Thursday, June 25, 2009

When is like enough?

I don't love swimming enough to find a pool in NYC to swim regularly, but I do love swimming. The outdoor pool at Grove Hotel is small and cold. It is also too shallow at one end. Nevertheless, I swam happily for 40 minutes yesterday afternoon. This morning, turning round for another short lap, I remembered that my father taught me to swim, in the public swimming pool next to the Bukit Merah Bus Interchange. That pool, like so many things in Singapore, is gone. Behind locked gates, the empty pools stand like huge scummy cisterns. My father is not a great swimmer, but he knows the basics. School swimming lessons finished my swimming education. When I am swimming, I often imagine myself floating like a fetus in my mother. Since I am thrashing vigorously, and not floating, swimming combines the joy of independent action and the security of a womb. 

Before my swim yesterday, TCH and I walked along the beach to the Pines. I love beach walks too, and this one by the Atlantic was especially thrilling and peaceful at the same time. How does this ocean get its name, I wondered. I would like to live by the sea, I told TCH, and tried to get him to dissuade me by describing all the problems with a sea-side house. The houses at the Pines were bigger than those at Cherry Grove. Some looked as if they should be made of stone instead of weathered boards, the way they imposed themselves on the eye. Some had turned the dune into manicured lawns or artful gardens. I mocked the effort to domesticate the wild, to turn an island into a suburb, but I also appreciated the ingenuity and persistence in growing grass from sand. 

We spent much of the day reading, in the hotel room and in the restaurant Island Breeze. TCH liked the beginning of Hollinghurst's The Folding Star, but not enough to want to persist with its 400 over pages. Today he returned to his WWII novel. I persisted with Herman Melville's Billy Budd and Other Tales. The persistence was necessary since I did not take to it naturally and immediately. I was finally rewarded when I reached the tale "The Encantadas," more a series of descriptive sketches than a story. The writing there was so imaginative and masterly that I forgot all earlier strain, on my part as well as the author's, and let myself be carried away to the cindery hell that is the Galapagos.

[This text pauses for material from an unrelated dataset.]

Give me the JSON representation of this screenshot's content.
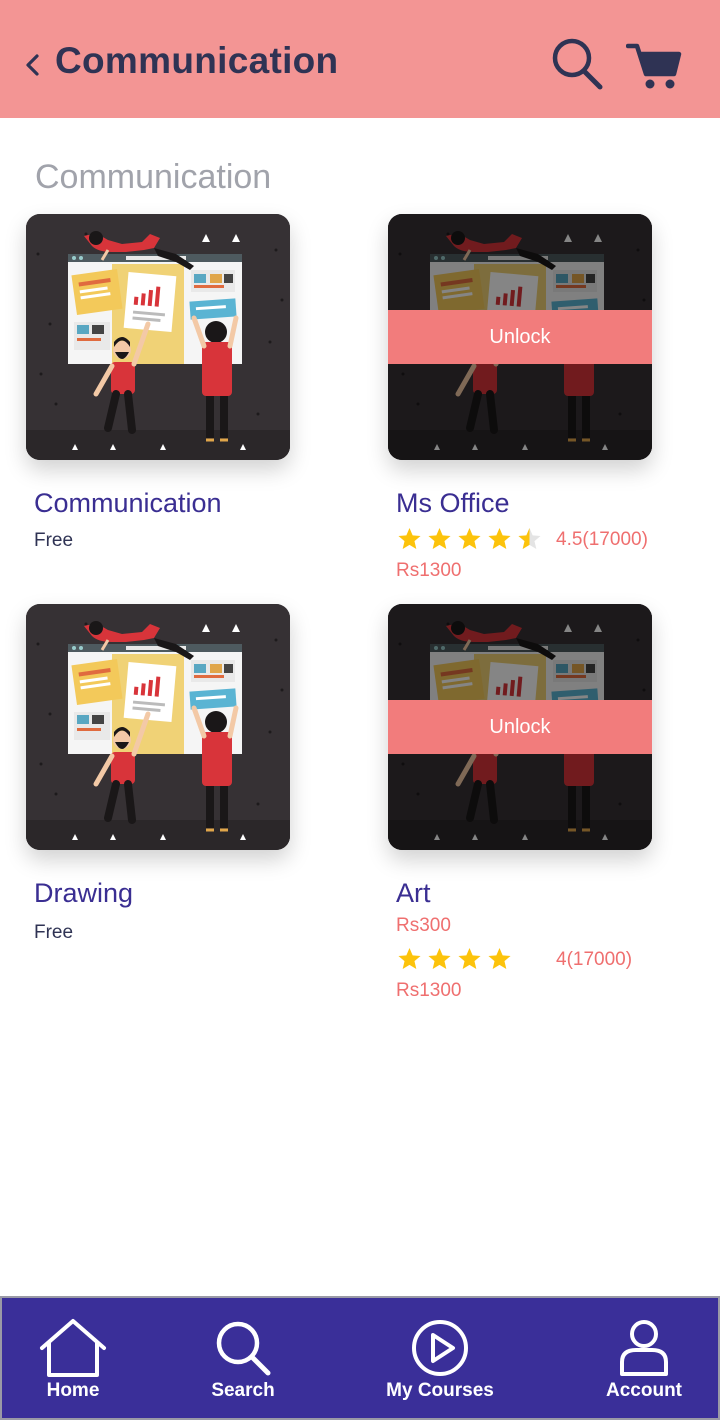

3 comments:

Nemo said...

Yeah, Melville is great, but thick. Yet The Encantadas really sings.

Jee Leong Koh said...

It sings of Spenser and Dante too.

GANYMEDE said...

Don't blame Tim re The Folding Star: Hollinghurst's dreariest story, not compelling at all.